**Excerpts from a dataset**
○ ○ ○ ○ ○

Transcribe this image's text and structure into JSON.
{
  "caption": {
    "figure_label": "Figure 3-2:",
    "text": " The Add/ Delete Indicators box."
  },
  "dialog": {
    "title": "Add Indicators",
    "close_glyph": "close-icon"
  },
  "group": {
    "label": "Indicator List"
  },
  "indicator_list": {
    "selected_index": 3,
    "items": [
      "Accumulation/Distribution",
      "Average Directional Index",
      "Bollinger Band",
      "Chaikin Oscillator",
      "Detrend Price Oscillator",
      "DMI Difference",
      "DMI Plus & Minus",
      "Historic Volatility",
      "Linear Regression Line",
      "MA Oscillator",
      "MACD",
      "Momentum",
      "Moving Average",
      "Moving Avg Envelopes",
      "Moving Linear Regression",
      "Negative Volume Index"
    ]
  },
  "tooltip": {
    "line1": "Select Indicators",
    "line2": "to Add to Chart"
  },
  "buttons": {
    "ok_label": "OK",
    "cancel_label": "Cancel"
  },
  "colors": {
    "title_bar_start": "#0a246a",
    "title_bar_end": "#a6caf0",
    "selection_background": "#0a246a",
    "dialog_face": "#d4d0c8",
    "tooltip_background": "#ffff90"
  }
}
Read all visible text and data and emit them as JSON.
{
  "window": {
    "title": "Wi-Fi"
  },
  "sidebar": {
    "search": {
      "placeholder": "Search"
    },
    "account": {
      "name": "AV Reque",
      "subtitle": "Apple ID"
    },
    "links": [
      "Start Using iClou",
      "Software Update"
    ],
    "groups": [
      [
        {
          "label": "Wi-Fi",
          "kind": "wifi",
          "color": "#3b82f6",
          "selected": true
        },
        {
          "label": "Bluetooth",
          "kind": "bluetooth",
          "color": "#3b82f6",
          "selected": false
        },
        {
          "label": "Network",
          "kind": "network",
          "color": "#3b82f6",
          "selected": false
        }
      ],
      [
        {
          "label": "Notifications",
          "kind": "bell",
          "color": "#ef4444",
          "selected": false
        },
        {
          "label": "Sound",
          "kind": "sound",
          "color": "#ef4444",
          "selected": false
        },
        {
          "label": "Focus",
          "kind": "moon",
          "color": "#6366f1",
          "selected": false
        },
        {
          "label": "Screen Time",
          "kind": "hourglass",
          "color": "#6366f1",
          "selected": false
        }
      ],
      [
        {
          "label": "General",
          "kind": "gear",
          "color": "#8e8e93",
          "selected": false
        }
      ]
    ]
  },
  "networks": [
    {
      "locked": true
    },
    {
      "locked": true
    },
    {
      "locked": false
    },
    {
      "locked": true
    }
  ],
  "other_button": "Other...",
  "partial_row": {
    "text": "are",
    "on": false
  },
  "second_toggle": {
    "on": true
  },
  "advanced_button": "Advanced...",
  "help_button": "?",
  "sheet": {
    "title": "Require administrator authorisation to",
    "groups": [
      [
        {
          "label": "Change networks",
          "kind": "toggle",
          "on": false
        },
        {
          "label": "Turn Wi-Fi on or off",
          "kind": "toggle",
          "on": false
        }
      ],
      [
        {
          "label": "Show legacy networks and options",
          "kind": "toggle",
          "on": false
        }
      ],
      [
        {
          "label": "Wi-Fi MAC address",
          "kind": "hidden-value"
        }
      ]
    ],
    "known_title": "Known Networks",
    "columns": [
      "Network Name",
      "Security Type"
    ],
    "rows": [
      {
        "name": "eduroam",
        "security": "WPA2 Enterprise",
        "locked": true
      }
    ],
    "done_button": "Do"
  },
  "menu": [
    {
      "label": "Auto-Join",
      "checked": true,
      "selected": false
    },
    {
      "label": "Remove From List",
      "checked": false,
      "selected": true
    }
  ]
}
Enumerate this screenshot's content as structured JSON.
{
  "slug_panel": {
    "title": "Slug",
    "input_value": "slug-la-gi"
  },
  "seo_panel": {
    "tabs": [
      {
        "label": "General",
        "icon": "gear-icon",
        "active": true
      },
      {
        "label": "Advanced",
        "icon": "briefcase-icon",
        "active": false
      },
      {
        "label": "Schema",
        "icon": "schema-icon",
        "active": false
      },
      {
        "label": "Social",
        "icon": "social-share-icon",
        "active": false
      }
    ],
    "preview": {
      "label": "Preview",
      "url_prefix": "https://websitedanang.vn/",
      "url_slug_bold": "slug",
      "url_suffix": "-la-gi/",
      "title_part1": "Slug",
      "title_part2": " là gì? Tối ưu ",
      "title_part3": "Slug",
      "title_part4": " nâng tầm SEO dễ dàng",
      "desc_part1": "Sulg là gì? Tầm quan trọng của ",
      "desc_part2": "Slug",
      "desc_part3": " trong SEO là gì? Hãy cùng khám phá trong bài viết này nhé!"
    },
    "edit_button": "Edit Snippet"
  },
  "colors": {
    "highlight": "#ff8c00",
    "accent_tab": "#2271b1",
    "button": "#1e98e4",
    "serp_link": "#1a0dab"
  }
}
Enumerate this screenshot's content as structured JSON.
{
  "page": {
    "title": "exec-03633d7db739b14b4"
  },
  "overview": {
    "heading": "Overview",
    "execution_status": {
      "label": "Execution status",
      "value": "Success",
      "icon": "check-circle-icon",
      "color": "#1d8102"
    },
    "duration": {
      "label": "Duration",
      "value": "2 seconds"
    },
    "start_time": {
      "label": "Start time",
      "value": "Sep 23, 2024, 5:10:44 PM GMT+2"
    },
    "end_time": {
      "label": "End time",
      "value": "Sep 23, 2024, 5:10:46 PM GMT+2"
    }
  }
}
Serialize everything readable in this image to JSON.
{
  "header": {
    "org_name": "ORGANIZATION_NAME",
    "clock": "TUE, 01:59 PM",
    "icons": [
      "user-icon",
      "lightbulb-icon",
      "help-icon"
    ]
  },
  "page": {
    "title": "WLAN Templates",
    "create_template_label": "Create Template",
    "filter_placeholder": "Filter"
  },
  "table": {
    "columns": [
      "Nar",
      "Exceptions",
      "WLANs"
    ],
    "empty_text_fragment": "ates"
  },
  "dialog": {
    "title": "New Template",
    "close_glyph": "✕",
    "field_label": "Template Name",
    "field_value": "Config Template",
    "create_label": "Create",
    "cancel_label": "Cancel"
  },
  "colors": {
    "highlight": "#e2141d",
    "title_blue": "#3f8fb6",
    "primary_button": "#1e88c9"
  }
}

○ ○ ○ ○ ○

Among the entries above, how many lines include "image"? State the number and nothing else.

**Solved exercise**
2